Civic engagement
Participants felt that libraries could use CENIC connectivity in three ways to improve civic engagement in the communities they serve:

  • Voting: In 2020, all California counties will have the option of all-mail elections, which means that voters will have ballots mailed to them, which they will return to specified voting centers for tabulation. In 2018, a number of library systems in California served as ballot drop-off sites and more will serve that function in 2020. Libraries are ideal for this task because people trust them, but the CENIC network makes them even more ideal. The network can handle the capacity of dealing with tabulating votes and may have security advantages as well.
  • The 2020 Census: Low-income and minority communities are at higher risk than others to being undercounted in the Census and that can have significant consequences for localities and the state, including the potential loss of millions of dollars in federal funding over the next decade. Libraries can play a role in educating people to participate in the Census, which is crucial given that the Census Bureau will encourage people to fill out the 2020 Census online. Already Marin County has received a state grant for pre-Census outreach. Since many population segments at risk of being undercounted have fewer digital access tools, and since the library is already a place where these groups turn for online access, the library’s role here is a natural one.
  • Public safety and disaster recovery: A number of examples showed the role the library can play in having a resilient network in the face of disasters. In Nevada County, the library lent hotspots for people displaced because of the Oroville Dam breach. In Los Angeles, the library is part of neighborhood resilience in the face of wildfires, offering a place for connectivity and community during times of emergency. In Sutter County, many reporters gathered at the fire station looking for Wi-Fi during the recent wildfires when a gigabit connection was available down the street at the library.

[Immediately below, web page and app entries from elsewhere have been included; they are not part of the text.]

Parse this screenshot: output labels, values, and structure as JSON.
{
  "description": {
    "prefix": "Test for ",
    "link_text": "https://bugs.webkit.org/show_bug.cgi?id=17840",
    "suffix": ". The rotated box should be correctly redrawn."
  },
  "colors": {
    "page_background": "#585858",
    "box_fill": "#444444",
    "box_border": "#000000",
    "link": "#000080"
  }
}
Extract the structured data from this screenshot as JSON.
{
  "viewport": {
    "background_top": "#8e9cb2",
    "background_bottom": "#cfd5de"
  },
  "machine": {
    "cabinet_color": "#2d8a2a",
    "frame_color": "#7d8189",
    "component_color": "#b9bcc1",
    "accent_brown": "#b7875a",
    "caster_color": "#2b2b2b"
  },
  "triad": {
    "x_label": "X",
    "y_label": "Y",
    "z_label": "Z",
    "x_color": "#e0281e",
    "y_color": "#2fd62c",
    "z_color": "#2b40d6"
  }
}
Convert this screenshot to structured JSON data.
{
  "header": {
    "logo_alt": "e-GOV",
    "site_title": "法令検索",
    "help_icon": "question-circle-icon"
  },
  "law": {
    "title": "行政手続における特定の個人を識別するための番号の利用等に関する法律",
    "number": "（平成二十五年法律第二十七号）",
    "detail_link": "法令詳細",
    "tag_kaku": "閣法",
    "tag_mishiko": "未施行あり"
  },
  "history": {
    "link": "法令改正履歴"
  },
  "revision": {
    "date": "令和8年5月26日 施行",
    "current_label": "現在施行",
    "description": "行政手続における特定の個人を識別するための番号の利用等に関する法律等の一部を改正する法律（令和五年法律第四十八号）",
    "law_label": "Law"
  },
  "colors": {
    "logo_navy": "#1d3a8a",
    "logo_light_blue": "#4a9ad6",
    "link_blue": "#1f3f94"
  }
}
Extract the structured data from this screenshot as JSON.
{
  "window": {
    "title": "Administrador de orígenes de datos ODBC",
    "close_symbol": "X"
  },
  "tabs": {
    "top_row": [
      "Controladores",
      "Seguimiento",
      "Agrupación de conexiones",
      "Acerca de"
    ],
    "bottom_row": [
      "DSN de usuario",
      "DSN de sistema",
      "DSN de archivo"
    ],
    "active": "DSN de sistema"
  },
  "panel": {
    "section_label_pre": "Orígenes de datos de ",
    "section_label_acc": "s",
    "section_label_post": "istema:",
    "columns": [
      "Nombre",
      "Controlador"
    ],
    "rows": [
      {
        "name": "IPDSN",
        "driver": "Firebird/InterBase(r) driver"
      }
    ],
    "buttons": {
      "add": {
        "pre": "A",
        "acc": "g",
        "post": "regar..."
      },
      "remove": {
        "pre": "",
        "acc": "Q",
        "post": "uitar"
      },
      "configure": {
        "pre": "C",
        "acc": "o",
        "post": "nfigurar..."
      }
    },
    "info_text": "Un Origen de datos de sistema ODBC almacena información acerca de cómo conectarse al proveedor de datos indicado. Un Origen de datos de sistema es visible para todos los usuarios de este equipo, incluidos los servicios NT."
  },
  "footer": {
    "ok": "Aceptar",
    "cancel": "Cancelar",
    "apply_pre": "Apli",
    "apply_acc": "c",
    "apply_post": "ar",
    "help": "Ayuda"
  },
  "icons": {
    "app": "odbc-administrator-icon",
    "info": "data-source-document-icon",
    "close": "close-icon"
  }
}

Libraries can help with civic engagement in more basic ways as well. Some local governments are moving away from providing paper forms for citizen transactions, instead making access available in digital formats. This may penalize those without the means to access the internet, making libraries and their online access tools the face of e-government for some population segments. All in all, the public’s trust in the library is the foundation for the public library having a role in civic engagement, and the CENIC network offers a tool to help the library execute in these areas.

Title Goes Here
Close [X]